761
761

PROPERTY FROM THE DUDLEY & CONSTANCE GODFREY FOUNDATION

Important William and Mary Black-Painted Carved and Turned Maple Bannister-Back Armchair, Attributed to the Spencer Family Shop, Hartford area, Connecticut, Circa 1750
Estimate
10,00015,000
LOT SOLD. 11,875 USD
JUMP TO LOT
761

PROPERTY FROM THE DUDLEY & CONSTANCE GODFREY FOUNDATION

Important William and Mary Black-Painted Carved and Turned Maple Bannister-Back Armchair, Attributed to the Spencer Family Shop, Hartford area, Connecticut, Circa 1750
Estimate
10,00015,000
LOT SOLD. 11,875 USD
JUMP TO LOT

Details & Cataloguing

Important Americana

|
New York

Important William and Mary Black-Painted Carved and Turned Maple Bannister-Back Armchair, Attributed to the Spencer Family Shop, Hartford area, Connecticut, Circa 1750
retains an early historic black-painted surface; feet are replaced.
Height 48 1/2 in.
Read Condition Report Read Condition Report

Exhibited

Hartford, Connecticut, Wadsworth Atheneum, The Great River: Art & Society of the Connecticut Valley, September 22, 1985 - January 5, 1986, illus. pp. 208-9, no. 87.

Literature

Robert Trent, “The Spencer Chairs and Regional Chair Making in the Connecticut River Valley, 1639-1863,” Connecticut Historical Society Bulletin, 49:4 (Fall 1984), 184, fig. 7;
Wadsworth Athenaeum, The Great River: Art & Society of the Connecticut Valley, 1635-1820, 1985, no. 87.

Catalogue Note

This armchair was included in the exhibition The Great River: Art & Society of the Connecticut Valley held at the Wadsworth Athenaeum from September 22, 1985 to January 5, 1986 and illustrated in the accompanying catalogue.1 It is a rare example of William and Mary seating furniture from the Connecticut River Valley with a fan and rosette carved crest rail and spool shaped finials. The armchair is attributed to the Spencer family workshop of Hartford since it displays distinctive characteristics associated with that shop. These include the placement of the banisters with the rounded side against the sitter’s back, the shaped rail below that terminates in carved volutes, and the turned rails between the arm supports and the seat rails.  Robert Trent has included this chair is his article, “The Spencer Chairs and Regional Chair Making in the Connecticut River Valley, 1639-1863,” published in the Connecticut Historical Society Bulletin in the Fall of 1984.

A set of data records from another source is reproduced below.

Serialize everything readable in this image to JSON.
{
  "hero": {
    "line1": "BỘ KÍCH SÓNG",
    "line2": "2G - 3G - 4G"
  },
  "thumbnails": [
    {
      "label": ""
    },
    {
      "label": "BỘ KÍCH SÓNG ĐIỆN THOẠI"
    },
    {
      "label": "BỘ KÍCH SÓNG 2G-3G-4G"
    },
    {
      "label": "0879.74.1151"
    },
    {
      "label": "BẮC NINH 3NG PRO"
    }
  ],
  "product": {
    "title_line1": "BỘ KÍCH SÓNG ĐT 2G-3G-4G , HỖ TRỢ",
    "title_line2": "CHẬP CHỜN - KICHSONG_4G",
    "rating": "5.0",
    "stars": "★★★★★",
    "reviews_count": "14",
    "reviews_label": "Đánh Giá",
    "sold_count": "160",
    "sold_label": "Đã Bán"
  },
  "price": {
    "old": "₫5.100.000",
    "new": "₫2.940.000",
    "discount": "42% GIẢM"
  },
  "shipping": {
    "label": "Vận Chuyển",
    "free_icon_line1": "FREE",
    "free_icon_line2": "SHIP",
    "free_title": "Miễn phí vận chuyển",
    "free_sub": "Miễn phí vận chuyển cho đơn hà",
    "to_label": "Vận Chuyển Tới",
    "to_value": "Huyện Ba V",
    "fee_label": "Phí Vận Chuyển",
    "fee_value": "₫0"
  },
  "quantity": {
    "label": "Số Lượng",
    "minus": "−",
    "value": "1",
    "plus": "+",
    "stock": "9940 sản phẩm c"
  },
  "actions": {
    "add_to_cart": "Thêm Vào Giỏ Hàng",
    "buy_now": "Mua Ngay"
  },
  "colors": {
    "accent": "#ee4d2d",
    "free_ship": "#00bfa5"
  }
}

Obadiah Spencer Jr. (1666-1741) was the progenitor of the shop. He was the grandson of Thomas Spencer (1607-1687), the leading turner of Hartford in the 17th century, and Nicholas Disbrowe (1612-1683), the principal local joiner.  Obadiah Jr. probably learned the trade from his uncle, Gerard Spencer (1650-1712). Obadiah’s shop produced fashionable turned chairs with shaped and carved crest rail and other decorative options in imitation of the sophisticated banister-back and cane-back seating furniture made in Boston. He employed a number of apprentices who disseminated his shop tradition in the Farmington River Valley and western Massachusetts later in the eighteenth century.

For a similar chair attributed to the Spencer shop, see one in the collection of the Simsbury Historical Society that descended in the Whiting family of Simsbury.2

1 Wadsworth Athenaeum, The Great River: Art & Society of the Connecticut Valley, 1635-1820, 1985, no. 87.
2 See ibid, no. 88, p. 208-9.

Important Americana

|
New York